Copy every record exactly, with nothing left out.

[Extracted data entries]
BEGIN
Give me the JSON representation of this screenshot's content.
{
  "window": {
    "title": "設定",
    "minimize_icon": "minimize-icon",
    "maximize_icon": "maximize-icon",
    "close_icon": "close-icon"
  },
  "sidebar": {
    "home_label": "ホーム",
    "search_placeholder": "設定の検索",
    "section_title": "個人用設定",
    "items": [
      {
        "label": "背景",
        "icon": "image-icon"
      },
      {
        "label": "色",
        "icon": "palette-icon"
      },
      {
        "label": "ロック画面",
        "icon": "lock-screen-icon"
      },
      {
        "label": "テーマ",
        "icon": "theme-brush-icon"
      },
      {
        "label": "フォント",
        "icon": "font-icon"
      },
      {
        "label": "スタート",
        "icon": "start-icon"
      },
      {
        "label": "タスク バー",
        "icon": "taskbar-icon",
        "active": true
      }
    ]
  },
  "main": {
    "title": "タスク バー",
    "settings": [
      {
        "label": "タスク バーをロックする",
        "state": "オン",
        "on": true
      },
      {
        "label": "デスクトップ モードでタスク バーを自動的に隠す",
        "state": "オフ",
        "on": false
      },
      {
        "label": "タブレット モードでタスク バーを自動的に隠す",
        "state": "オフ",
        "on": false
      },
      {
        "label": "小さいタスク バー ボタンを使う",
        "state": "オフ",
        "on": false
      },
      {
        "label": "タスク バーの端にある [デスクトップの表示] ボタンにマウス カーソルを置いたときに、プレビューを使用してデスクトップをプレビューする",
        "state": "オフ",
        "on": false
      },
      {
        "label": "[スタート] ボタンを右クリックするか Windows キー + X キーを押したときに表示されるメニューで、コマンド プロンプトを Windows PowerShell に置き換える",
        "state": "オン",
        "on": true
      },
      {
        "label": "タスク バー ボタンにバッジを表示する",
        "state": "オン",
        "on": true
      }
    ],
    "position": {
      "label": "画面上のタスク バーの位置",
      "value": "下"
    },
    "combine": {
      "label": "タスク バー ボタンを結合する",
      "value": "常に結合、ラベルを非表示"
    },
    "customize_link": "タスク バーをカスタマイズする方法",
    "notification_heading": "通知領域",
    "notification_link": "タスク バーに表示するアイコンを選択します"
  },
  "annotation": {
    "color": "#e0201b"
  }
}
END
WRITTEN SOLUTION:
Give me the JSON representation of this screenshot's content.
{
  "window": {
    "title": "設定",
    "minimize_icon": "minimize-icon",
    "maximize_icon": "maximize-icon",
    "close_icon": "close-icon"
  },
  "sidebar": {
    "home_label": "ホーム",
    "search_placeholder": "設定の検索",
    "section_title": "個人用設定",
    "items": [
      {
        "label": "背景",
        "icon": "image-icon"
      },
      {
        "label": "色",
        "icon": "palette-icon"
      },
      {
        "label": "ロック画面",
        "icon": "lock-screen-icon"
      },
      {
        "label": "テーマ",
        "icon": "theme-brush-icon"
      },
      {
        "label": "フォント",
        "icon": "font-icon"
      },
      {
        "label": "スタート",
        "icon": "start-icon"
      },
      {
        "label": "タスク バー",
        "icon": "taskbar-icon",
        "active": true
      }
    ]
  },
  "main": {
    "title": "タスク バー",
    "settings": [
      {
        "label": "タスク バーをロックする",
        "state": "オン",
        "on": true
      },
      {
        "label": "デスクトップ モードでタスク バーを自動的に隠す",
        "state": "オフ",
        "on": false
      },
      {
        "label": "タブレット モードでタスク バーを自動的に隠す",
        "state": "オフ",
        "on": false
      },
      {
        "label": "小さいタスク バー ボタンを使う",
        "state": "オフ",
        "on": false
      },
      {
        "label": "タスク バーの端にある [デスクトップの表示] ボタンにマウス カーソルを置いたときに、プレビューを使用してデスクトップをプレビューする",
        "state": "オフ",
        "on": false
      },
      {
        "label": "[スタート] ボタンを右クリックするか Windows キー + X キーを押したときに表示されるメニューで、コマンド プロンプトを Windows PowerShell に置き換える",
        "state": "オン",
        "on": true
      },
      {
        "label": "タスク バー ボタンにバッジを表示する",
        "state": "オン",
        "on": true
      }
    ],
    "position": {
      "label": "画面上のタスク バーの位置",
      "value": "下"
    },
    "combine": {
      "label": "タスク バー ボタンを結合する",
      "value": "常に結合、ラベルを非表示"
    },
    "customize_link": "タスク バーをカスタマイズする方法",
    "notification_heading": "通知領域",
    "notification_link": "タスク バーに表示するアイコンを選択します"
  },
  "annotation": {
    "color": "#e0201b"
  }
}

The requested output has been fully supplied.